Each group of chemicals works a little differently to confound its target. The first actually mimics carbon dioxide, and could be used to lure mosquitoes away from their human targets and into insect traps; the second prevents the mosquitoes from detecting carbon dioxide altogether; and the third actually switches the CO2-sensing machinery of the mosquitoes into overdrive, overloading the mosquitoes' senses to the point of confusion.
In a project currently seeking funding on indiegogo, the team hopes to field test the patch in Uganda, "one of the toughest proving grounds there is":
With your help, large-scale testing in Uganda will simultaneously provide over 1,000,000 hours of protection during a large field test for families who are suffering from malaria infection rates of over 60% and allow us to optimize Kite before we begin scaling for global distribution.
The results will help us finalize the formulation and any last product design changes. Once the formulation is finalized we can begin the EPA registration process for the US. Once we have approval in the US, we will be capable of scaling the product for widespread and market-sensitive distribution – especially for those where mosquitoes mean life or death.
The Kite Patch is what's known in epidemiological circles as as spatial repellant. In a review published last year in Malaria Journal, researchers note that spatial repellants have shown a lot of promise in the fight against disease-transmission by vectors like mosquitoes, but have yet to be incorporated into multi-lateral disease control programs. One reason for this is a lack of epidemiological data supporting their efficacy:

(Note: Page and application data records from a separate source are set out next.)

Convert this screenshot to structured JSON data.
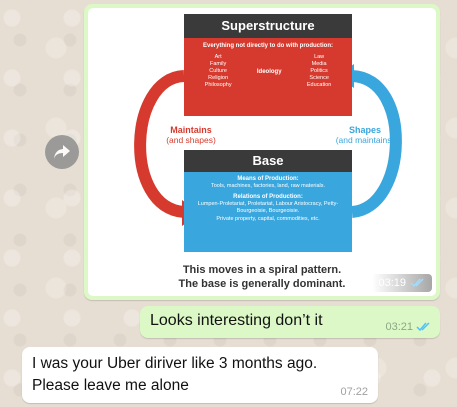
{
  "messages": {
    "image_message": {
      "time": "03:19",
      "diagram": {
        "superstructure": {
          "title": "Superstructure",
          "subtitle": "Everything not directly to do with production:",
          "left_items": [
            "Art",
            "Family",
            "Culture",
            "Religion",
            "Philosophy"
          ],
          "middle": "Ideology",
          "right_items": [
            "Law",
            "Media",
            "Politics",
            "Science",
            "Education"
          ]
        },
        "base": {
          "title": "Base",
          "means_title": "Means of Production:",
          "means_text": "Tools, machines, factories, land, raw materials.",
          "relations_title": "Relations of Production:",
          "relations_text": "Lumpen-Proletariat, Proletariat, Labour Aristocracy, Petty-Bourgeoisie, Bourgeoisie.",
          "property_text": "Private property, capital, commodities, etc."
        },
        "left_label": {
          "main": "Maintains",
          "sub": "(and shapes)"
        },
        "right_label": {
          "main": "Shapes",
          "sub": "(and maintains)"
        },
        "caption_line1": "This moves in a spiral pattern.",
        "caption_line2": "The base is generally dominant."
      }
    },
    "outgoing": {
      "text": "Looks interesting don’t it",
      "time": "03:21"
    },
    "incoming": {
      "text_line1": "I was your Uber diriver like 3 months ago.",
      "text_line2": "Please leave me alone",
      "time": "07:22"
    }
  },
  "icons": {
    "forward": "forward-icon",
    "read_receipt": "double-check-icon"
  },
  "colors": {
    "outgoing_bubble": "#dcf8c6",
    "incoming_bubble": "#ffffff",
    "read_tick": "#4fc3f7",
    "superstructure_red": "#d63a2e",
    "base_blue": "#3aa6de"
  }
}
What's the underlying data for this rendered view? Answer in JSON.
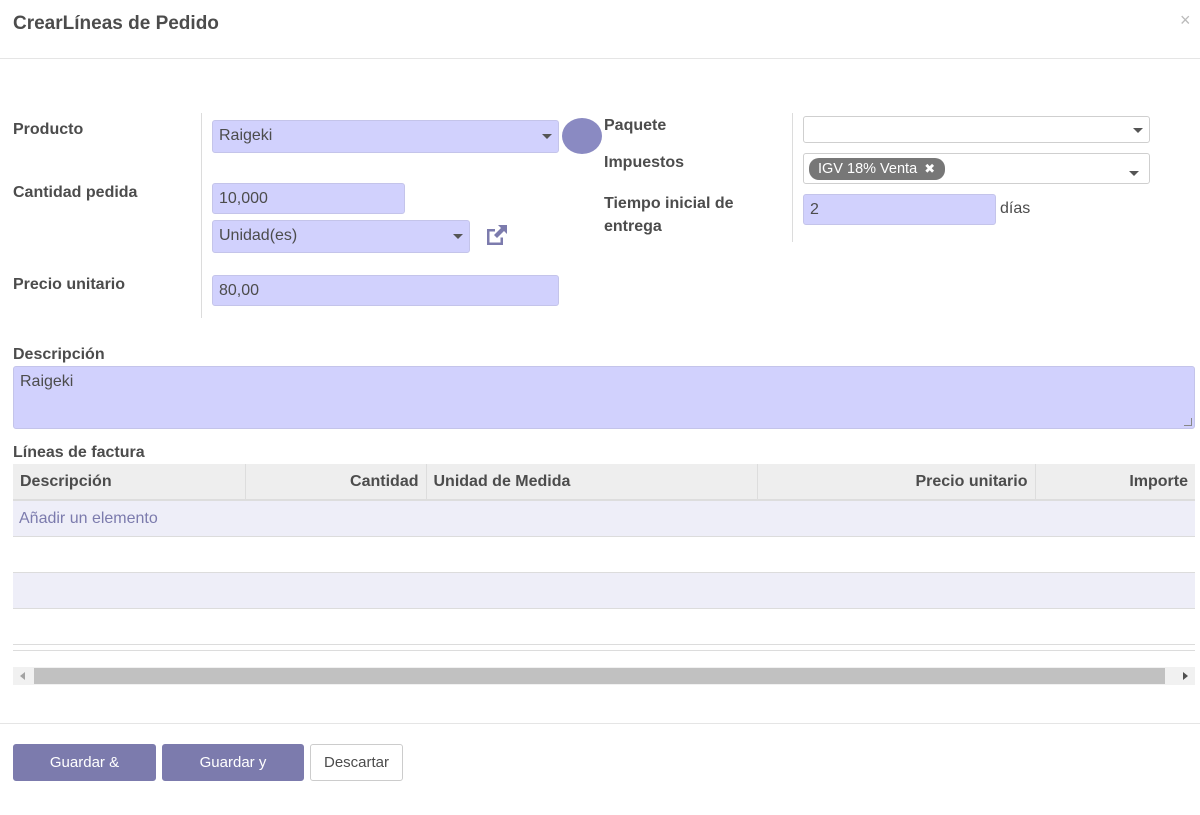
{
  "dialog": {
    "title": "CrearLíneas de Pedido",
    "close_icon": "×"
  },
  "form": {
    "product_label": "Producto",
    "product_value": "Raigeki",
    "qty_label": "Cantidad pedida",
    "qty_value": "10,000",
    "uom_value": "Unidad(es)",
    "price_label": "Precio unitario",
    "price_value": "80,00",
    "package_label": "Paquete",
    "package_value": "",
    "taxes_label": "Impuestos",
    "tax_tag": "IGV 18% Venta",
    "tax_tag_remove": "✖",
    "lead_label": "Tiempo inicial de entrega",
    "lead_value": "2",
    "lead_unit": "días",
    "description_label": "Descripción",
    "description_value": "Raigeki"
  },
  "invoice_lines": {
    "label": "Líneas de factura",
    "columns": [
      "Descripción",
      "Cantidad",
      "Unidad de Medida",
      "Precio unitario",
      "Importe"
    ],
    "add_item": "Añadir un elemento"
  },
  "buttons": {
    "save_close": "Guardar & Cerrar",
    "save_new": "Guardar y Nuevo",
    "discard": "Descartar"
  },
  "colors": {
    "primary": "#7c7bad",
    "field_bg": "#d1d1fd",
    "tag_bg": "#777777"
  },
  "icons": {
    "external_link": "external-link-icon",
    "dropdown": "chevron-down-icon"
  }
}
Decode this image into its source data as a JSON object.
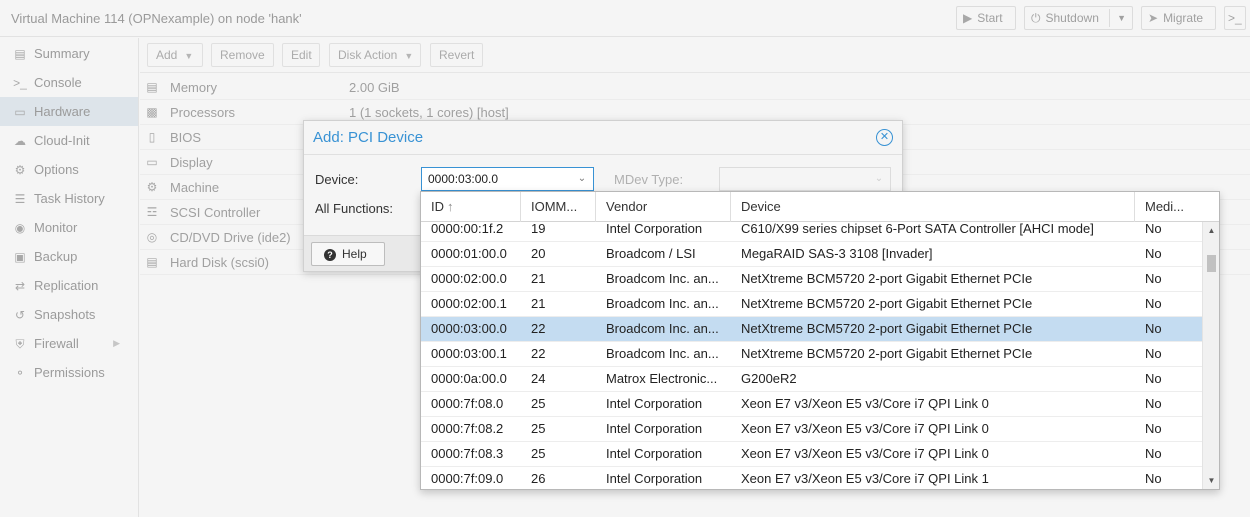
{
  "window": {
    "title": "Virtual Machine 114 (OPNexample) on node 'hank'",
    "buttons": {
      "start": "Start",
      "shutdown": "Shutdown",
      "migrate": "Migrate"
    }
  },
  "sidebar": {
    "items": [
      {
        "label": "Summary",
        "icon": "book-icon"
      },
      {
        "label": "Console",
        "icon": "terminal-icon"
      },
      {
        "label": "Hardware",
        "icon": "desktop-icon",
        "active": true
      },
      {
        "label": "Cloud-Init",
        "icon": "cloud-icon"
      },
      {
        "label": "Options",
        "icon": "gear-icon"
      },
      {
        "label": "Task History",
        "icon": "list-icon"
      },
      {
        "label": "Monitor",
        "icon": "eye-icon"
      },
      {
        "label": "Backup",
        "icon": "floppy-icon"
      },
      {
        "label": "Replication",
        "icon": "retweet-icon"
      },
      {
        "label": "Snapshots",
        "icon": "history-icon"
      },
      {
        "label": "Firewall",
        "icon": "shield-icon"
      },
      {
        "label": "Permissions",
        "icon": "unlock-icon"
      }
    ]
  },
  "hardware": {
    "toolbar": {
      "add": "Add",
      "remove": "Remove",
      "edit": "Edit",
      "disk_action": "Disk Action",
      "revert": "Revert"
    },
    "rows": [
      {
        "key": "Memory",
        "value": "2.00 GiB",
        "icon": "memory-icon"
      },
      {
        "key": "Processors",
        "value": "1 (1 sockets, 1 cores) [host]",
        "icon": "cpu-icon"
      },
      {
        "key": "BIOS",
        "value": "",
        "icon": "bios-icon"
      },
      {
        "key": "Display",
        "value": "",
        "icon": "display-icon"
      },
      {
        "key": "Machine",
        "value": "",
        "icon": "cogs-icon"
      },
      {
        "key": "SCSI Controller",
        "value": "",
        "icon": "database-icon"
      },
      {
        "key": "CD/DVD Drive (ide2)",
        "value": "",
        "icon": "cdrom-icon"
      },
      {
        "key": "Hard Disk (scsi0)",
        "value": "",
        "icon": "hdd-icon"
      }
    ]
  },
  "dialog": {
    "title": "Add: PCI Device",
    "device_label": "Device:",
    "device_value": "0000:03:00.0",
    "mdev_label": "MDev Type:",
    "all_functions_label": "All Functions:",
    "help": "Help"
  },
  "picker": {
    "columns": [
      "ID",
      "IOMM...",
      "Vendor",
      "Device",
      "Medi..."
    ],
    "selected_index": 4,
    "rows": [
      {
        "id": "0000:00:1f.2",
        "iommu": "19",
        "vendor": "Intel Corporation",
        "device": "C610/X99 series chipset 6-Port SATA Controller [AHCI mode]",
        "mdev": "No"
      },
      {
        "id": "0000:01:00.0",
        "iommu": "20",
        "vendor": "Broadcom / LSI",
        "device": "MegaRAID SAS-3 3108 [Invader]",
        "mdev": "No"
      },
      {
        "id": "0000:02:00.0",
        "iommu": "21",
        "vendor": "Broadcom Inc. an...",
        "device": "NetXtreme BCM5720 2-port Gigabit Ethernet PCIe",
        "mdev": "No"
      },
      {
        "id": "0000:02:00.1",
        "iommu": "21",
        "vendor": "Broadcom Inc. an...",
        "device": "NetXtreme BCM5720 2-port Gigabit Ethernet PCIe",
        "mdev": "No"
      },
      {
        "id": "0000:03:00.0",
        "iommu": "22",
        "vendor": "Broadcom Inc. an...",
        "device": "NetXtreme BCM5720 2-port Gigabit Ethernet PCIe",
        "mdev": "No"
      },
      {
        "id": "0000:03:00.1",
        "iommu": "22",
        "vendor": "Broadcom Inc. an...",
        "device": "NetXtreme BCM5720 2-port Gigabit Ethernet PCIe",
        "mdev": "No"
      },
      {
        "id": "0000:0a:00.0",
        "iommu": "24",
        "vendor": "Matrox Electronic...",
        "device": "G200eR2",
        "mdev": "No"
      },
      {
        "id": "0000:7f:08.0",
        "iommu": "25",
        "vendor": "Intel Corporation",
        "device": "Xeon E7 v3/Xeon E5 v3/Core i7 QPI Link 0",
        "mdev": "No"
      },
      {
        "id": "0000:7f:08.2",
        "iommu": "25",
        "vendor": "Intel Corporation",
        "device": "Xeon E7 v3/Xeon E5 v3/Core i7 QPI Link 0",
        "mdev": "No"
      },
      {
        "id": "0000:7f:08.3",
        "iommu": "25",
        "vendor": "Intel Corporation",
        "device": "Xeon E7 v3/Xeon E5 v3/Core i7 QPI Link 0",
        "mdev": "No"
      },
      {
        "id": "0000:7f:09.0",
        "iommu": "26",
        "vendor": "Intel Corporation",
        "device": "Xeon E7 v3/Xeon E5 v3/Core i7 QPI Link 1",
        "mdev": "No"
      }
    ]
  },
  "colors": {
    "accent": "#3892d4",
    "selected_row": "#c4dcf1",
    "active_nav": "#dde4ea"
  }
}
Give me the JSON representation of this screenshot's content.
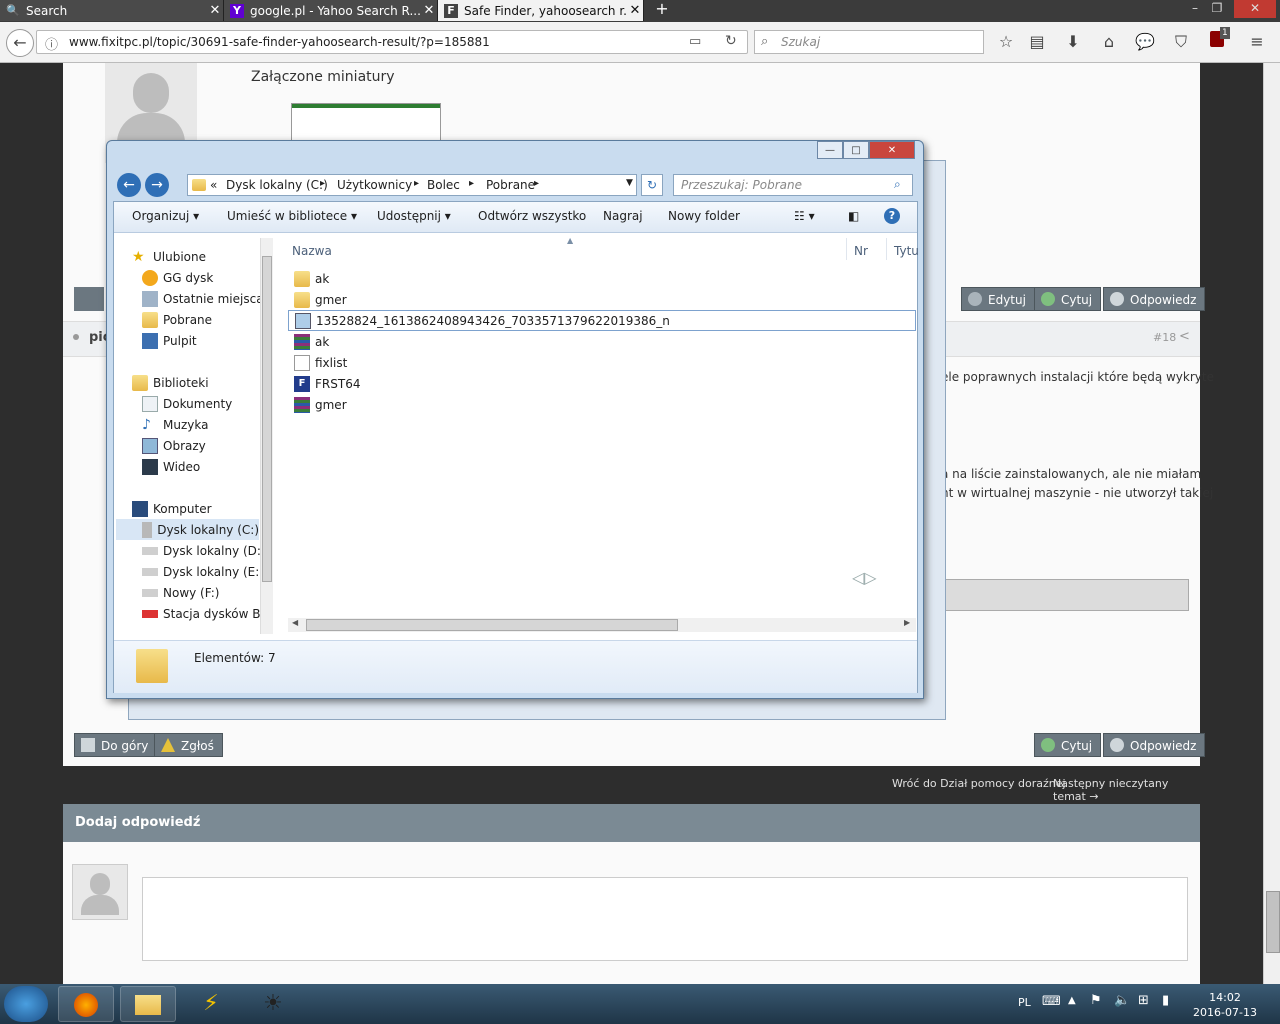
{
  "browser": {
    "tabs": [
      {
        "label": "Search",
        "icon": "search-favicon"
      },
      {
        "label": "google.pl - Yahoo Search R...",
        "icon": "yahoo-favicon"
      },
      {
        "label": "Safe Finder, yahoosearch r...",
        "icon": "fixitpc-favicon"
      }
    ],
    "new_tab": "+",
    "url": "www.fixitpc.pl/topic/30691-safe-finder-yahoosearch-result/?p=185881",
    "search_placeholder": "Szukaj",
    "notification_count": "1"
  },
  "page": {
    "attachments_label": "Załączone miniatury",
    "post_author_partial": "pic",
    "post_number": "#18",
    "post_text_1": "ele poprawnych instalacji które będą wykryte",
    "post_text_2": "a na liście zainstalowanych, ale nie miałam",
    "post_text_3": "nt w wirtualnej maszynie - nie utworzył takiej",
    "top_actions": [
      "Edytuj",
      "Cytuj",
      "Odpowiedz"
    ],
    "bottom_left_actions": [
      "Do góry",
      "Zgłoś"
    ],
    "bottom_right_actions": [
      "Cytuj",
      "Odpowiedz"
    ],
    "nav_back": "Wróć do Dział pomocy doraźnej",
    "nav_next": "Następny nieczytany temat →",
    "reply_header": "Dodaj odpowiedź"
  },
  "explorer": {
    "breadcrumb": [
      "«",
      "Dysk lokalny (C:)",
      "Użytkownicy",
      "Bolec",
      "Pobrane"
    ],
    "search_placeholder": "Przeszukaj: Pobrane",
    "commands": [
      "Organizuj",
      "Umieść w bibliotece",
      "Udostępnij",
      "Odtwórz wszystko",
      "Nagraj",
      "Nowy folder"
    ],
    "columns": [
      "Nazwa",
      "Nr",
      "Tytu"
    ],
    "nav": {
      "favorites_header": "Ulubione",
      "favorites": [
        "GG dysk",
        "Ostatnie miejsca",
        "Pobrane",
        "Pulpit"
      ],
      "libraries_header": "Biblioteki",
      "libraries": [
        "Dokumenty",
        "Muzyka",
        "Obrazy",
        "Wideo"
      ],
      "computer_header": "Komputer",
      "computer": [
        "Dysk lokalny (C:)",
        "Dysk lokalny (D:)",
        "Dysk lokalny (E:)",
        "Nowy (F:)",
        "Stacja dysków BD"
      ]
    },
    "files": [
      {
        "name": "ak",
        "type": "folder"
      },
      {
        "name": "gmer",
        "type": "folder"
      },
      {
        "name": "13528824_1613862408943426_7033571379622019386_n",
        "type": "image"
      },
      {
        "name": "ak",
        "type": "archive"
      },
      {
        "name": "fixlist",
        "type": "text"
      },
      {
        "name": "FRST64",
        "type": "exe"
      },
      {
        "name": "gmer",
        "type": "archive"
      }
    ],
    "status": "Elementów: 7"
  },
  "taskbar": {
    "language": "PL",
    "time": "14:02",
    "date": "2016-07-13"
  }
}
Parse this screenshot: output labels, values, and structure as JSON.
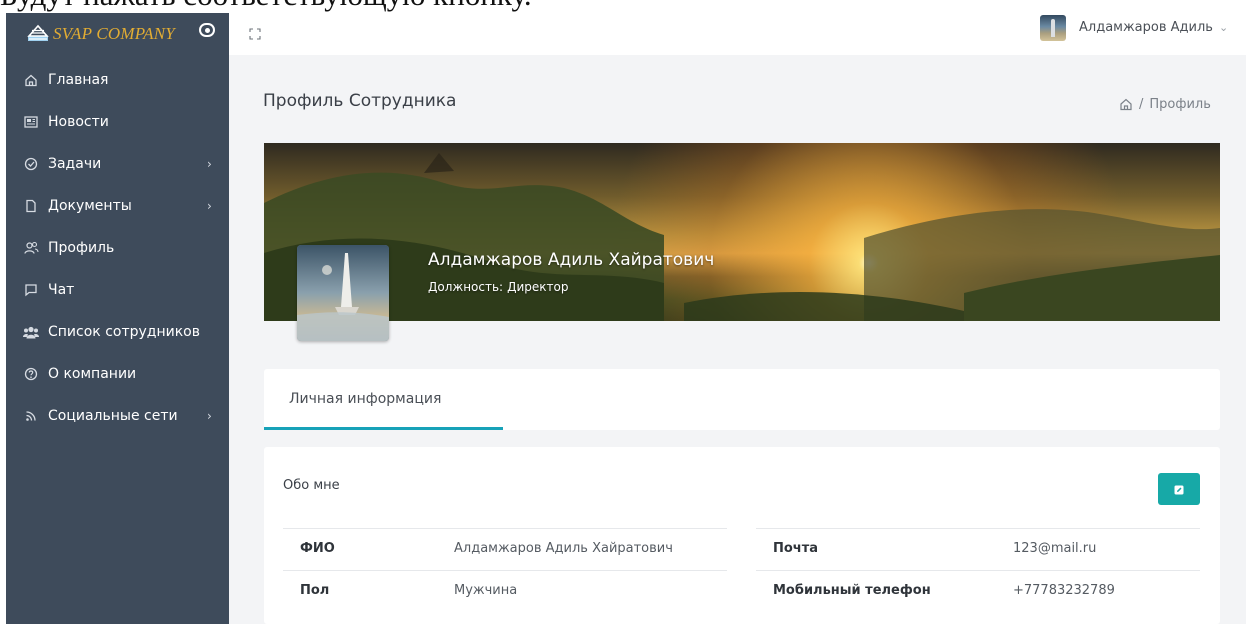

There is a critical need for Phase III community trials integrating simultaneous monitoring of infection incidence with vector population metrics... Such confirmatory studies will require unambiguous entomological measures of repellency versus irritancy and/or knock down effects in reducing vector entry into a given interior space or outside area, as well as reductions in vector biting densities (to include potential redirection to untreated spaces with human hosts) concurrent with reduced pathogen transmission. The challenge arises when designing an impact study to ensure both entomological and parasitological endpoints correlate with true repellency effects.
How rigorous the Kite Patch's fields tests will actually be remains to be seen, but a project like this has the potential to provide tons of data, while helping the people who need it most. Fingers crossed for progress, everybody.
Read more over at Kite Patch's indiegogo page.
h/t Laughing Squid